Stop Trying to Fill Every Hour of Your Day: Ever wonder why you get most of your ideas in the shower? It’s because the shower is among the last sacred spaces where we aren’t distracted by colleagues or technology. Our ideas need time to ferment and connect with other ideas, and being bored allows our minds to accomplish this naturally. -Sean Blanda, Five “Good Habits” You Need to Unlearn
This is not about quiet, but the idea of quiet. Libraries have always been leaders in third space, as Montgomery and Miller argue that in times of fiscal constraint, the academic library fills that niche, and further, the library is a place of individual productivity during finals. Most importantly, the library:
(O)ffers a comfortable welcoming environment for informal gathering where people come and go at their leisure and “nobody plays host” (Oldenburg 1999). The relaxed atmosphere of the third place provides users with the chance to be around others where they are not restricted by time, nor are they compelled to be there. -Montgomery and Miller, The “Third Place”: The Libary as Collaborativeand Community Space in a Time of Fiscal Contraint
The place we are trying to get away from is a noisy one. Stuart Sim puts forth the idea that the noise we are trying to get away from is integral to the business culture of the United States, where it functions as a way to get our increasingly divided attention (Manifesto for Silence). Pushing this one step further, John Stewart connects the noise of the consumer society to an even deeper place: our identities:
It seems the attitudes toward noise are being shaped and changed by consumer society…..It also means that many people do not know life without noise; if it were not there, a void would open up in their lives. They would notice the silence. They have become oblivious to the noise. Why Noise Matters, p.9-10
The “fear of silence” is so unsettling because without the noise, our attentions have no easy external focus, no desire drive spurned on, no object or idea with which to attach. The stuff brings the noise and brings our identity additives with it. This is the place where libraries get their power, both in terms of physical space, but also the space that an instruction librarian can bring into the classroom. Shutting down the noise and unsettling that drive allows students to really connect ideas with other ideas. Blanda may think that is because they are bored, but perhaps that is exactly the point. He equates not having to deal with the hassles of life to boredom and specifically, a lack of noise. Being able to avoid the invasion of noise (corporate or otherwise) has always been the purview of the well-to-do, and is a key factor in defining a luxury product:

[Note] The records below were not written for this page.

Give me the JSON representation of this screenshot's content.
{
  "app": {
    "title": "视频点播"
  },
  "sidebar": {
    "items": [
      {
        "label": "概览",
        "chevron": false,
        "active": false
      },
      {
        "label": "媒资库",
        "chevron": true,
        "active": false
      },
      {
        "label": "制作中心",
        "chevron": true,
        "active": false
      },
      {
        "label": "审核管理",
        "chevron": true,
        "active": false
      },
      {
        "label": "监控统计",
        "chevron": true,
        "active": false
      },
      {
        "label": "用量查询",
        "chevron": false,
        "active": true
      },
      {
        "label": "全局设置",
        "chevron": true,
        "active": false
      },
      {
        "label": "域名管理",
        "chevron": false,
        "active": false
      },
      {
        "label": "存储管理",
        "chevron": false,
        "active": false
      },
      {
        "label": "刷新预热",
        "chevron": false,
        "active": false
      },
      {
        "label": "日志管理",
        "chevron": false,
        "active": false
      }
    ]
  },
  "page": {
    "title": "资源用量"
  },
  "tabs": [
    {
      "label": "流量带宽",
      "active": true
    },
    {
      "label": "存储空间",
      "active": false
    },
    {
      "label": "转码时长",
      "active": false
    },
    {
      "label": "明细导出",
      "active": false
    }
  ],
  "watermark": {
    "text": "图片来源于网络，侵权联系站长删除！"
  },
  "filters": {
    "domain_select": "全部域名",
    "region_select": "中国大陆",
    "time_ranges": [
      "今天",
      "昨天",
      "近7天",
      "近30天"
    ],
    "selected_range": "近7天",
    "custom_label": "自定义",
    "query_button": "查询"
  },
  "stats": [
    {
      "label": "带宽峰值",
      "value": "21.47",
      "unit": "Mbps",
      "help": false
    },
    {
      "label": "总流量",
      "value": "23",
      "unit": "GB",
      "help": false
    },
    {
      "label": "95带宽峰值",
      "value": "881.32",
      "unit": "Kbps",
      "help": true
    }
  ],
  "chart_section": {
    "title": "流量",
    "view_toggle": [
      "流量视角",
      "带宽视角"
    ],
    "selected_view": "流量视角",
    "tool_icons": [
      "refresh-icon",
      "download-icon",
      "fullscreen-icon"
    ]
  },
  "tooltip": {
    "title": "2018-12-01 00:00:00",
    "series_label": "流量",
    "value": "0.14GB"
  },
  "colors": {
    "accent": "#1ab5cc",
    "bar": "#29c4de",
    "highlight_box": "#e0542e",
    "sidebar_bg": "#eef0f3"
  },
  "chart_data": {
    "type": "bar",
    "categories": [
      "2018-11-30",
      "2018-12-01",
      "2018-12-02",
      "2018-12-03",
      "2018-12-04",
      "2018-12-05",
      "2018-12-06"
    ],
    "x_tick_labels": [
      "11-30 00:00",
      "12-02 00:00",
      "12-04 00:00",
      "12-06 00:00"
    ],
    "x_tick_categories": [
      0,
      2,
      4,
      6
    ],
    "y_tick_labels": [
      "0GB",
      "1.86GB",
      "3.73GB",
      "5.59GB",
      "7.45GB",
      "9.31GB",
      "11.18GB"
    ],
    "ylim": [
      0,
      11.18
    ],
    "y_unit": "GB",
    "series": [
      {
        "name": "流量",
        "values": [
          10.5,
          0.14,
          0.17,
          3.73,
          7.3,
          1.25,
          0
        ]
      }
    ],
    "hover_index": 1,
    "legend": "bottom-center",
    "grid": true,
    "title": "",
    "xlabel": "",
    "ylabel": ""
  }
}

Luxury vehicles make a statement — but too often, you can’t hear it over the roar of their engines. So the makers of top-line craft are dummying up the decibels, with a technological silence that’s 24-karat golden. Indeed, keeping quiet has become a science of its own. -Alexander George, The Silence of Luxury
Libraries provide that sacred third space of silence, both from sound and from other mental distraction, much the same as what Blanda finds in the shower, and what your average 1%-er finds in the comfort of the newest Learjet. What libraries excel at is keeping down the cost. Best of all, unlike the cluttered and loud identities that can be forged through the consumption of consumer goods, the library provides a quiet place, sometimes literally, but often figuratively.